September 13, 2011
Supporters of the Free Ericson Acosta Campaign (FEAC) joined a whole-day solidarity fasting for political prisoners at the Camp Crame today. Hundreds of political prisoners all over the country, including Ericson Acosta, will fast until September 21 to commemorate the declaration of Martial Law.
Today marks the seventh month of Acosta’s detention. Acosta, who is a cultural worker and poet, was arrested without warrant by the military in San Jorge, Samar last February 13. He is currently detained at the Calbayog sub-provincial jail.
“His rights continue to be violated each day he remains incarcerated,” reads a support statement signed by hundreds of artists and writers from major artist groups and institutions in the country, such as the University of the Philippines (UP), the Philippine PEN, the Concerned
Artists of the Philippines (CAP), and the National Commission for Culture and the Arts(NCCA). Among the signatories are National Artists for Literature Bienvenido Lumbera and F. Sionil Jose; renowned painter and CAP Secretary-General Leonilo Doloricon; film critic and
UP College of Mass Communications Dean Rolando Tolentino; veteran TV and stage actor and former Cultural Center of the Philippines (CCP) Vice President Nanding Josef; and award-winning playwright and NCCA Executive Director Malou Jacob.

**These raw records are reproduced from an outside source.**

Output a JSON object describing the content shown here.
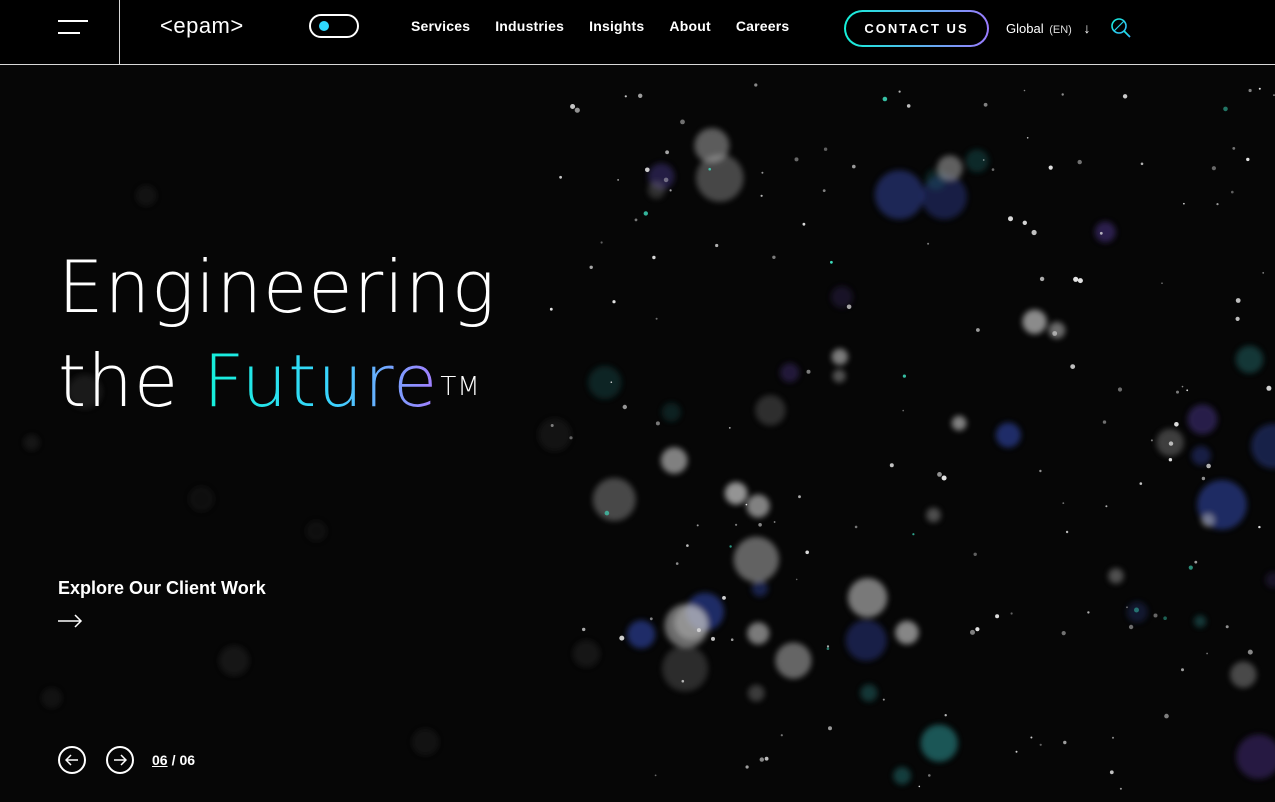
{
  "header": {
    "logo_text": "<epam>",
    "nav": [
      "Services",
      "Industries",
      "Insights",
      "About",
      "Careers"
    ],
    "contact_label": "CONTACT US",
    "lang_region": "Global",
    "lang_code": "(EN)"
  },
  "hero": {
    "title_line1": "Engineering",
    "title_line2_prefix": "the ",
    "title_accent": "Future",
    "trademark": "TM",
    "cta_label": "Explore Our Client Work"
  },
  "slider": {
    "current": "06",
    "separator": "/",
    "total": "06"
  },
  "colors": {
    "accent_start": "#14f1d9",
    "accent_end": "#a67cff",
    "toggle_knob": "#2fd9ff",
    "background": "#060606"
  },
  "icons": [
    "menu-icon",
    "theme-toggle",
    "arrow-down-icon",
    "search-icon",
    "arrow-right-icon",
    "arrow-left-icon"
  ]
}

His supporters also reiterated their call for Secretary Leila de Lima and the Department of Justice (DOJ) to act promptly to dismiss Acosta’s case. Acosta’s lawyers from the National Union of Peoples’ Lawyers (NUPL) led by Atty. Jun Oliva, filed at the DOJ a Petition for Review of Acosta’s illegal possession of explosive case last September 1. The petition states that the evidence against Acosta was planted and cited the military’s admission of rights violations in the conduct of Acosta’s arrest and detention.
Stage director and screenwriter Bonifacio Ilagan called on the DOJ to “assess the legality of Acosta’s arrest and detention and to investigate and punish perpetrators of rights violations.” Ilagan himself was a former political detainee during Martial Law and is now the vice-chairperson of Samahan ng mga Ex-Detainees laban sa Detensyon at para sa Amnestiya (SELDA).
In a recent statement, the Amnesty International has also called on Philippine authorities to “end to Acosta’s detention without trial.”
General, Unconditional, Omnibus Amnesty
Through a postcard-petition addressed to President Aquino, artists expressed concern over the administration’s human rights record. They urged the chief executive to act decisively on the case of political prisoners as it affects vital national issues such as the peace talks.
“It behooves the government to forge favorable conditions in the conduct of its peace efforts by releasing political prisoners, a move your own mother immediately accomplished after the fall of the dictatorship,” read the petition. They cite the continued detention of another recognized artist and poet, Alan Jazmines, who is an NDF consultant arrested by the military despite protection under the Joint Agreement on Safety and Immunity Guarantees (JASIG) of the GPH-NDF talks.
“It is but just for us now to call on your honorable office to declare a general, unconditional and omnibus amnesty for all political prisoners.” Acosta, Jazmines and more than 40 other victims of
political repression, were arrested and slapped with criminal charges under Aquino’s watch.
It was the unjust detention of a poet in the 1950’s, Amado V. Hernandez, which paved the way for the “Hernandez Doctrine” in Philippine jurisprudence. The Hernandez doctrine states that a person who commits a political offense could be charged with rebellion but not with common crimes or criminal charges. Hernandez was a staunch labor leader who was posthumously declared a National Artist for Literature.
The Free Ericson Acosta campaign will hold a cultural presentation entitled “POLDET: Panata sa Kalayaan ng mga Detenido Pulitikal” on September 30 at the UP Diliman Vinzons Hall Rooftop. It will feature the works of Bonifacio Ilagan, Jose F. Lacaba, Joel Lamangan, Axel Pinpin, and other artists who were incarcerated due to their political beliefs. It will highlight the role of artists in the fight against political and artistic repression, and for genuine freedom and
democracy in the nation’s history.